| Aim of the task |
Write the entries out again exactly as they stand, but without the pictures.

[Dataset rows for apps and sites]
☆ ☆ ☆
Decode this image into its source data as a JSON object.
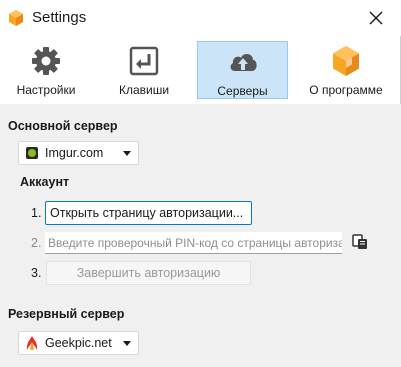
{
  "window": {
    "title": "Settings",
    "close_icon": "close-icon"
  },
  "tabs": [
    {
      "label": "Настройки",
      "icon": "gear-icon",
      "active": false
    },
    {
      "label": "Клавиши",
      "icon": "enter-key-icon",
      "active": false
    },
    {
      "label": "Серверы",
      "icon": "cloud-upload-icon",
      "active": true
    },
    {
      "label": "О программе",
      "icon": "app-logo-icon",
      "active": false
    }
  ],
  "primary_server": {
    "title": "Основной сервер",
    "selected": "Imgur.com",
    "icon": "imgur-icon"
  },
  "account": {
    "title": "Аккаунт",
    "step1_num": "1.",
    "step1_button": "Открыть страницу авторизации...",
    "step2_num": "2.",
    "step2_placeholder": "Введите проверочный PIN-код со страницы авторизации",
    "step2_value": "",
    "paste_icon": "paste-icon",
    "step3_num": "3.",
    "step3_button": "Завершить авторизацию"
  },
  "backup_server": {
    "title": "Резервный сервер",
    "selected": "Geekpic.net",
    "icon": "geekpic-icon"
  },
  "colors": {
    "accent": "#0078d7",
    "active_tab_bg": "#cce4f7",
    "content_bg": "#f0f0f0",
    "logo_orange": "#f5a623",
    "imgur_green": "#85bf25",
    "geekpic_red": "#e8321e"
  }
}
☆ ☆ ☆
| Task solution |
Decode this image into its source data as a JSON object.
{
  "window": {
    "title": "Settings",
    "close_icon": "close-icon"
  },
  "tabs": [
    {
      "label": "Настройки",
      "icon": "gear-icon",
      "active": false
    },
    {
      "label": "Клавиши",
      "icon": "enter-key-icon",
      "active": false
    },
    {
      "label": "Серверы",
      "icon": "cloud-upload-icon",
      "active": true
    },
    {
      "label": "О программе",
      "icon": "app-logo-icon",
      "active": false
    }
  ],
  "primary_server": {
    "title": "Основной сервер",
    "selected": "Imgur.com",
    "icon": "imgur-icon"
  },
  "account": {
    "title": "Аккаунт",
    "step1_num": "1.",
    "step1_button": "Открыть страницу авторизации...",
    "step2_num": "2.",
    "step2_placeholder": "Введите проверочный PIN-код со страницы авторизации",
    "step2_value": "",
    "paste_icon": "paste-icon",
    "step3_num": "3.",
    "step3_button": "Завершить авторизацию"
  },
  "backup_server": {
    "title": "Резервный сервер",
    "selected": "Geekpic.net",
    "icon": "geekpic-icon"
  },
  "colors": {
    "accent": "#0078d7",
    "active_tab_bg": "#cce4f7",
    "content_bg": "#f0f0f0",
    "logo_orange": "#f5a623",
    "imgur_green": "#85bf25",
    "geekpic_red": "#e8321e"
  }
}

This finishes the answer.